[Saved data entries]
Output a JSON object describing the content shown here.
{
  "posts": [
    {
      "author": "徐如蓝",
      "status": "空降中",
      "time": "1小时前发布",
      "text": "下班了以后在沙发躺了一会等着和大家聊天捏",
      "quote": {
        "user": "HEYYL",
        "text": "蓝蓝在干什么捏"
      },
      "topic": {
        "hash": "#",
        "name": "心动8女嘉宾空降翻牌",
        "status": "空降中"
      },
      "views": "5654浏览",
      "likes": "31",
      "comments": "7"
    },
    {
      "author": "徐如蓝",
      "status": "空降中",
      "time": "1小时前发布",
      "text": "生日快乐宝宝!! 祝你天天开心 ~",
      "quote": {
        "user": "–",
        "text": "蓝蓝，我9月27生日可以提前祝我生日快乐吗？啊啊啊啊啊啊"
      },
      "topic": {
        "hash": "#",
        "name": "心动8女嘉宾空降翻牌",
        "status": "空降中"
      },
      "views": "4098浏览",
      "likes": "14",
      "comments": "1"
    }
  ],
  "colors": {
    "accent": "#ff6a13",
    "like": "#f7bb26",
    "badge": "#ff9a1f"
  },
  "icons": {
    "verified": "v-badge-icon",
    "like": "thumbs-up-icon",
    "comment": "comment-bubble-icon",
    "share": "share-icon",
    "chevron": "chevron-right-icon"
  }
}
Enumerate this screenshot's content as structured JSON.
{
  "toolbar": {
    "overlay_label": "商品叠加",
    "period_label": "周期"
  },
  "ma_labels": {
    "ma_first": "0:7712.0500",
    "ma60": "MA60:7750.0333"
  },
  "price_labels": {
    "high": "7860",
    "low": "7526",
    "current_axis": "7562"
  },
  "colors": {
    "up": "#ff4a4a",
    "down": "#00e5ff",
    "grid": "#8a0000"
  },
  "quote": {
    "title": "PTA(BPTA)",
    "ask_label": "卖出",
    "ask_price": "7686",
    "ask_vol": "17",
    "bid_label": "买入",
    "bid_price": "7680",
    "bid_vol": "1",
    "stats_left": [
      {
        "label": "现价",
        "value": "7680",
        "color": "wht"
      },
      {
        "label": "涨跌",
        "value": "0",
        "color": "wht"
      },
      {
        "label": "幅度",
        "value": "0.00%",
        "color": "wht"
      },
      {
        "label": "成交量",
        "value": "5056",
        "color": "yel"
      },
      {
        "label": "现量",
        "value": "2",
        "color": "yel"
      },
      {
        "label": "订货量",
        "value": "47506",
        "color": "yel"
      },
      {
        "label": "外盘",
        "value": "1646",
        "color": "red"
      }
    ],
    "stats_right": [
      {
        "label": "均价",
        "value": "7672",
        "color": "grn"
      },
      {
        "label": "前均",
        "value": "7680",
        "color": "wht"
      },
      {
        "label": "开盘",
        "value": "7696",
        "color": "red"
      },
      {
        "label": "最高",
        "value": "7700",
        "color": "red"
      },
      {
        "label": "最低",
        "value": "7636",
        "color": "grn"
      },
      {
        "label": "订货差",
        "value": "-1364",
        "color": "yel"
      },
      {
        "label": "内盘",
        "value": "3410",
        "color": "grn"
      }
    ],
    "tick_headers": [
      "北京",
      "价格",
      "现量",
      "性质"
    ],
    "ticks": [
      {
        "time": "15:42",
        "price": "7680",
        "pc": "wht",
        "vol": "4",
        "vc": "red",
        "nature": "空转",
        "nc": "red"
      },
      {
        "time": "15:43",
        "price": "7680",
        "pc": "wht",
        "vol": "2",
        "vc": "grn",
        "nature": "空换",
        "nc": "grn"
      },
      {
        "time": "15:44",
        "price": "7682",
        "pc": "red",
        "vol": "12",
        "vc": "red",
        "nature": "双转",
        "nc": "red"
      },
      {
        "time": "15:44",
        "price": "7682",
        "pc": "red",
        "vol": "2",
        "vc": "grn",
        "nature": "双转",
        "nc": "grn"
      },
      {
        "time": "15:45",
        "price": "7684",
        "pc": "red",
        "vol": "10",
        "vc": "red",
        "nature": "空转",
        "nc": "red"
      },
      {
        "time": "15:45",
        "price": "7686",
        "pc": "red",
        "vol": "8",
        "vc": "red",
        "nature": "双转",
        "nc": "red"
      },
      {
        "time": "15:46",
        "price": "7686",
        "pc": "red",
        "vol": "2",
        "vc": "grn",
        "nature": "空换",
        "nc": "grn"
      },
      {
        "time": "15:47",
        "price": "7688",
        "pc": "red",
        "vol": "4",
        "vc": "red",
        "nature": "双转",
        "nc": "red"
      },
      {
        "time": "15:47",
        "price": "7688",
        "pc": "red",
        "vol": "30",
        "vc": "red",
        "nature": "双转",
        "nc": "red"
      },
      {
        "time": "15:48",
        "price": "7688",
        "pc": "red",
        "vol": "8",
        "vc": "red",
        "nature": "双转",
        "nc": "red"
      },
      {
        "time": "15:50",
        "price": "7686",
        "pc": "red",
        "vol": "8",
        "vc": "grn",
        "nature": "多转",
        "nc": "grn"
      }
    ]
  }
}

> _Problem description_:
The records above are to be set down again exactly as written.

> _Output of the exercise_:
Output a JSON object describing the content shown here.
{
  "posts": [
    {
      "author": "徐如蓝",
      "status": "空降中",
      "time": "1小时前发布",
      "text": "下班了以后在沙发躺了一会等着和大家聊天捏",
      "quote": {
        "user": "HEYYL",
        "text": "蓝蓝在干什么捏"
      },
      "topic": {
        "hash": "#",
        "name": "心动8女嘉宾空降翻牌",
        "status": "空降中"
      },
      "views": "5654浏览",
      "likes": "31",
      "comments": "7"
    },
    {
      "author": "徐如蓝",
      "status": "空降中",
      "time": "1小时前发布",
      "text": "生日快乐宝宝!! 祝你天天开心 ~",
      "quote": {
        "user": "–",
        "text": "蓝蓝，我9月27生日可以提前祝我生日快乐吗？啊啊啊啊啊啊"
      },
      "topic": {
        "hash": "#",
        "name": "心动8女嘉宾空降翻牌",
        "status": "空降中"
      },
      "views": "4098浏览",
      "likes": "14",
      "comments": "1"
    }
  ],
  "colors": {
    "accent": "#ff6a13",
    "like": "#f7bb26",
    "badge": "#ff9a1f"
  },
  "icons": {
    "verified": "v-badge-icon",
    "like": "thumbs-up-icon",
    "comment": "comment-bubble-icon",
    "share": "share-icon",
    "chevron": "chevron-right-icon"
  }
}
Enumerate this screenshot's content as structured JSON.
{
  "toolbar": {
    "overlay_label": "商品叠加",
    "period_label": "周期"
  },
  "ma_labels": {
    "ma_first": "0:7712.0500",
    "ma60": "MA60:7750.0333"
  },
  "price_labels": {
    "high": "7860",
    "low": "7526",
    "current_axis": "7562"
  },
  "colors": {
    "up": "#ff4a4a",
    "down": "#00e5ff",
    "grid": "#8a0000"
  },
  "quote": {
    "title": "PTA(BPTA)",
    "ask_label": "卖出",
    "ask_price": "7686",
    "ask_vol": "17",
    "bid_label": "买入",
    "bid_price": "7680",
    "bid_vol": "1",
    "stats_left": [
      {
        "label": "现价",
        "value": "7680",
        "color": "wht"
      },
      {
        "label": "涨跌",
        "value": "0",
        "color": "wht"
      },
      {
        "label": "幅度",
        "value": "0.00%",
        "color": "wht"
      },
      {
        "label": "成交量",
        "value": "5056",
        "color": "yel"
      },
      {
        "label": "现量",
        "value": "2",
        "color": "yel"
      },
      {
        "label": "订货量",
        "value": "47506",
        "color": "yel"
      },
      {
        "label": "外盘",
        "value": "1646",
        "color": "red"
      }
    ],
    "stats_right": [
      {
        "label": "均价",
        "value": "7672",
        "color": "grn"
      },
      {
        "label": "前均",
        "value": "7680",
        "color": "wht"
      },
      {
        "label": "开盘",
        "value": "7696",
        "color": "red"
      },
      {
        "label": "最高",
        "value": "7700",
        "color": "red"
      },
      {
        "label": "最低",
        "value": "7636",
        "color": "grn"
      },
      {
        "label": "订货差",
        "value": "-1364",
        "color": "yel"
      },
      {
        "label": "内盘",
        "value": "3410",
        "color": "grn"
      }
    ],
    "tick_headers": [
      "北京",
      "价格",
      "现量",
      "性质"
    ],
    "ticks": [
      {
        "time": "15:42",
        "price": "7680",
        "pc": "wht",
        "vol": "4",
        "vc": "red",
        "nature": "空转",
        "nc": "red"
      },
      {
        "time": "15:43",
        "price": "7680",
        "pc": "wht",
        "vol": "2",
        "vc": "grn",
        "nature": "空换",
        "nc": "grn"
      },
      {
        "time": "15:44",
        "price": "7682",
        "pc": "red",
        "vol": "12",
        "vc": "red",
        "nature": "双转",
        "nc": "red"
      },
      {
        "time": "15:44",
        "price": "7682",
        "pc": "red",
        "vol": "2",
        "vc": "grn",
        "nature": "双转",
        "nc": "grn"
      },
      {
        "time": "15:45",
        "price": "7684",
        "pc": "red",
        "vol": "10",
        "vc": "red",
        "nature": "空转",
        "nc": "red"
      },
      {
        "time": "15:45",
        "price": "7686",
        "pc": "red",
        "vol": "8",
        "vc": "red",
        "nature": "双转",
        "nc": "red"
      },
      {
        "time": "15:46",
        "price": "7686",
        "pc": "red",
        "vol": "2",
        "vc": "grn",
        "nature": "空换",
        "nc": "grn"
      },
      {
        "time": "15:47",
        "price": "7688",
        "pc": "red",
        "vol": "4",
        "vc": "red",
        "nature": "双转",
        "nc": "red"
      },
      {
        "time": "15:47",
        "price": "7688",
        "pc": "red",
        "vol": "30",
        "vc": "red",
        "nature": "双转",
        "nc": "red"
      },
      {
        "time": "15:48",
        "price": "7688",
        "pc": "red",
        "vol": "8",
        "vc": "red",
        "nature": "双转",
        "nc": "red"
      },
      {
        "time": "15:50",
        "price": "7686",
        "pc": "red",
        "vol": "8",
        "vc": "grn",
        "nature": "多转",
        "nc": "grn"
      }
    ]
  }
}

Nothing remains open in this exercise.